I’m still in the beautiful but cold land of New Zealand and have just found the coast after spending the last two weeks in the mountains of the South Island. This country is breathtaking at every corner and I feel so lucky to be able to experience it.
So, about the whole skiing/snowboarding thing. The truth is, I’ve never been so bad at something in my whole life.

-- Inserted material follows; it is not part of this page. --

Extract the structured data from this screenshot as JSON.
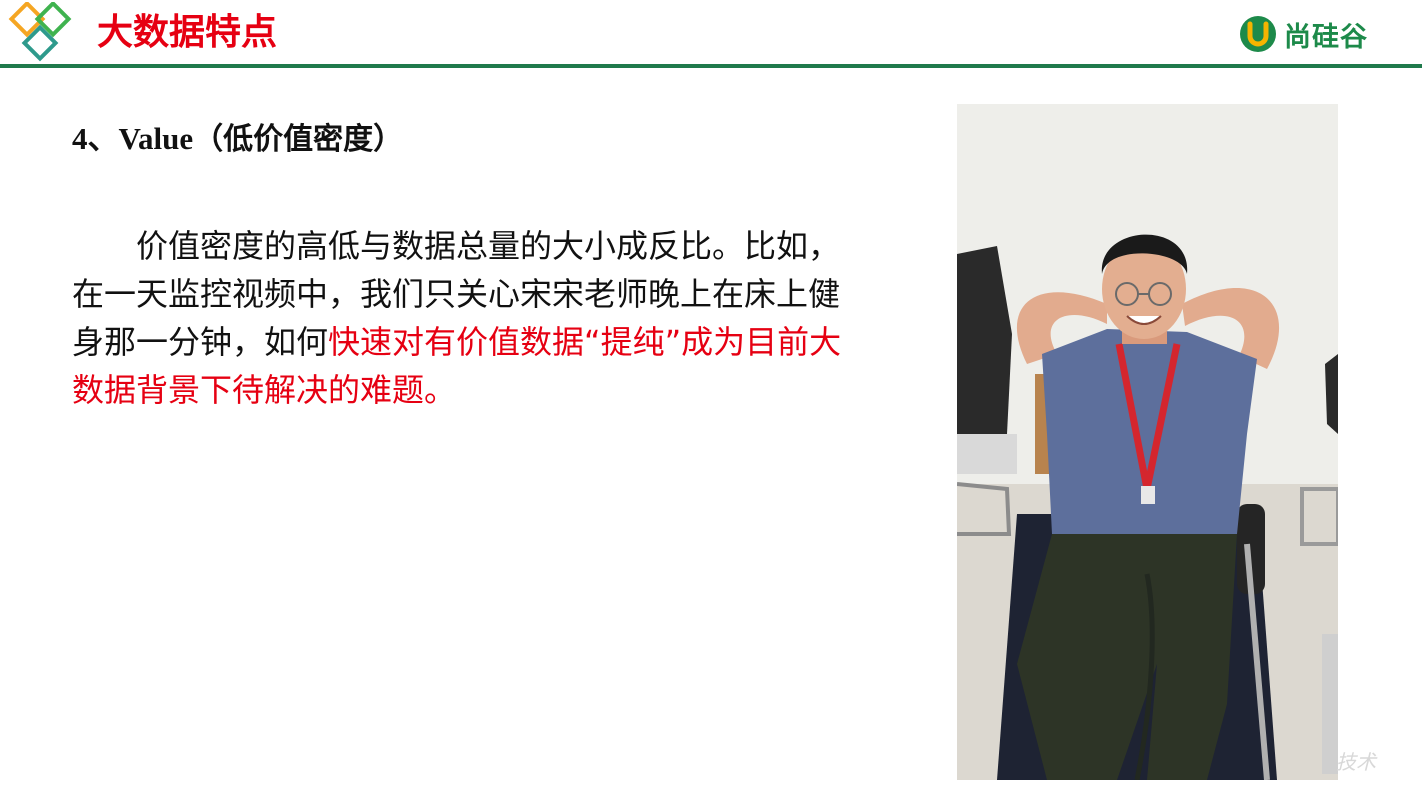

This fact, plus the bitingly cold wind, the michelin man attire and the ridiculous price tag, means that I don’t get as much pleasure out of it as I would say, lying on a tropical beach, sipping on a Capriosca.
However, being on top of one of those mountains and successfully getting to the bottom on a slippery thing attached to my feet without seriously injuring myself was quite exhilarating, and I did enjoy the pizza and beer at the cafe on the slopes (even if I did have to go down the scariest run to get to it).

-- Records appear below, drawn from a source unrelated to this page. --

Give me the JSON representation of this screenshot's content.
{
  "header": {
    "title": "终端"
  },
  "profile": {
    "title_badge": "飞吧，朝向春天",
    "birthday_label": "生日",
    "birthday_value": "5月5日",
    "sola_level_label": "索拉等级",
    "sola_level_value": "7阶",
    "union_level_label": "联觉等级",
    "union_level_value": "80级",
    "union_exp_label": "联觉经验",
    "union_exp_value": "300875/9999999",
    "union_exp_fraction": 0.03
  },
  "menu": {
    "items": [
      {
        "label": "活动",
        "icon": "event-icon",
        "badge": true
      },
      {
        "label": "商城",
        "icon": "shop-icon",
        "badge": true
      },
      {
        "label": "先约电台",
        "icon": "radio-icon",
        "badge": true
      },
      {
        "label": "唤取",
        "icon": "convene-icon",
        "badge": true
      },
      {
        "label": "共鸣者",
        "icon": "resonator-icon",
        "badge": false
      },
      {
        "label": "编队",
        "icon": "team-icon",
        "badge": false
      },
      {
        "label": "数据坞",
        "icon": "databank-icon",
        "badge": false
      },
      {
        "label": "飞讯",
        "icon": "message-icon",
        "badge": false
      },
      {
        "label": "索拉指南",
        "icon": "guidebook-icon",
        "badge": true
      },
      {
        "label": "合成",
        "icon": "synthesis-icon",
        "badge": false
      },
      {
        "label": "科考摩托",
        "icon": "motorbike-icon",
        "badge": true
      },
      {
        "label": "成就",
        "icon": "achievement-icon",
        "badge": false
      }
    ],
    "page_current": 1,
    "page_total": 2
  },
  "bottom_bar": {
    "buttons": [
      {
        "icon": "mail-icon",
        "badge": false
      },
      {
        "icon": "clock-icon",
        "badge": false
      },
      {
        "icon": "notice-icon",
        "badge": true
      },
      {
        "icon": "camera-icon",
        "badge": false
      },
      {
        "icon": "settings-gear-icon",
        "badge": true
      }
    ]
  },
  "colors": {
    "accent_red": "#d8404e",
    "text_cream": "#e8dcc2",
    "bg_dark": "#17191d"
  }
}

Another part of the whole snow culture that I liked (actually loved), is the feeling of complete exhaustion when you get back into town, mixed with the happy relief that it’s time to go to the pub with your friends, share stories of near death, drink happy hour beers and eat a big fat bowl of wedges. Bliss!
This dish came about as a result of a treck to a glacier one day, where we came across fields of swede growing. Not for human consumption but for the deer grazing there. I’ve never sen anything like it! Hundreds of deer just gnawing away at huge swede, straight from the ground. I bet the sheep next door were pretty jealous, all they got was grass. So, we snavelled a few through the fence and chucked them in the back of the van, dirt everywhere, took them back to our friends house, and cooked them up into these delicious chips.

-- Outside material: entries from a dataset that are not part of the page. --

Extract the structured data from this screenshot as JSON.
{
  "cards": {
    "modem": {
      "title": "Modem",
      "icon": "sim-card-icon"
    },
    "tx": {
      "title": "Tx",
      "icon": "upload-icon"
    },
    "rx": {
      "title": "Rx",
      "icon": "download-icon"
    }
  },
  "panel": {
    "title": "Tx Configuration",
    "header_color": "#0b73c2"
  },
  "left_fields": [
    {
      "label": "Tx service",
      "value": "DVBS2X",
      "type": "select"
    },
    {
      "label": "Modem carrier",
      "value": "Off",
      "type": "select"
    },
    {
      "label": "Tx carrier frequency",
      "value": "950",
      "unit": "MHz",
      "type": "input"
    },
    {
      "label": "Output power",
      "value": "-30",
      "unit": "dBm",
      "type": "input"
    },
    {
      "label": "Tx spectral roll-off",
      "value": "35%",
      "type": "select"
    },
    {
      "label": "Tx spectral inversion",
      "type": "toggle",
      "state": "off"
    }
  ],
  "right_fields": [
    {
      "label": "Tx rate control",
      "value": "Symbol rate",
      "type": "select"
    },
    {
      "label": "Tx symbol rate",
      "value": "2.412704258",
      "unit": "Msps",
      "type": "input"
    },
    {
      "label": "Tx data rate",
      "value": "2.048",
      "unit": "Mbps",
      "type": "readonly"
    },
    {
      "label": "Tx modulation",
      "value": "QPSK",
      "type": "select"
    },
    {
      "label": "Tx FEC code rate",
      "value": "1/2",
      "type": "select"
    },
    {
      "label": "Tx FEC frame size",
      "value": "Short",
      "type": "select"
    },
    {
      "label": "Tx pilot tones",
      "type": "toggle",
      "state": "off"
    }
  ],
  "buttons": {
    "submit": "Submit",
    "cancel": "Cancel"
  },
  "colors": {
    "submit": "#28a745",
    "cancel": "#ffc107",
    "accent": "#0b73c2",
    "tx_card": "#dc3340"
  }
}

I served them with some plain yoghurt and Kiwi Chilli Chutney, in place of the usual sour cream and sweet chilli sauce, cause that’s all we had, but any dips would be great. You can find the recipe for the Chilli Kiwi Chutney here http://formysenses.com/2014/08/17/kiwi-chilli-chutney/
Serves 6 as a snack
3 large swede
2 litre canola or vegetable oil
1 cup rice flour
1 cup corn flour
Grated Parmesan cheese, plain yoghurt and Kiwi Chilli Jam, to serve (or whatever condiments you like)
Peel and cut the swede into 1cm wide chips.
Bring a large pot of salted water to the boil, place the chips in the water and reduce to a simmer. Simmer for about 10-15mins or until just tender. Drain. Be careful not to over cook them or they will fall apart. When cool enough to handle toss them in the combined rice and corn flour. Set aside.
Pour the oil into another large saucepan and bring to 160 degrees celcius, or until a cube of bread turns golden in about 20-30 seconds.
Cook the chips, in batches (so as not to overcrowd the pan), for about 5-10mins, or until dark golden and crunchy. (cooking times may vary here, according to the size of your pan etc, so just keep an eye on them. You don’t want them to brown to quickly as this will result in dark but soggy chips) Place the chips in a bowl and toss with salt and smoked paprika.
Serve immediately, sprinkled with parmesan cheese and your favourite condiments on the side. Grab a beer and enjoy!
Note, you can cook them in advance and re-heat them in the oven if you like.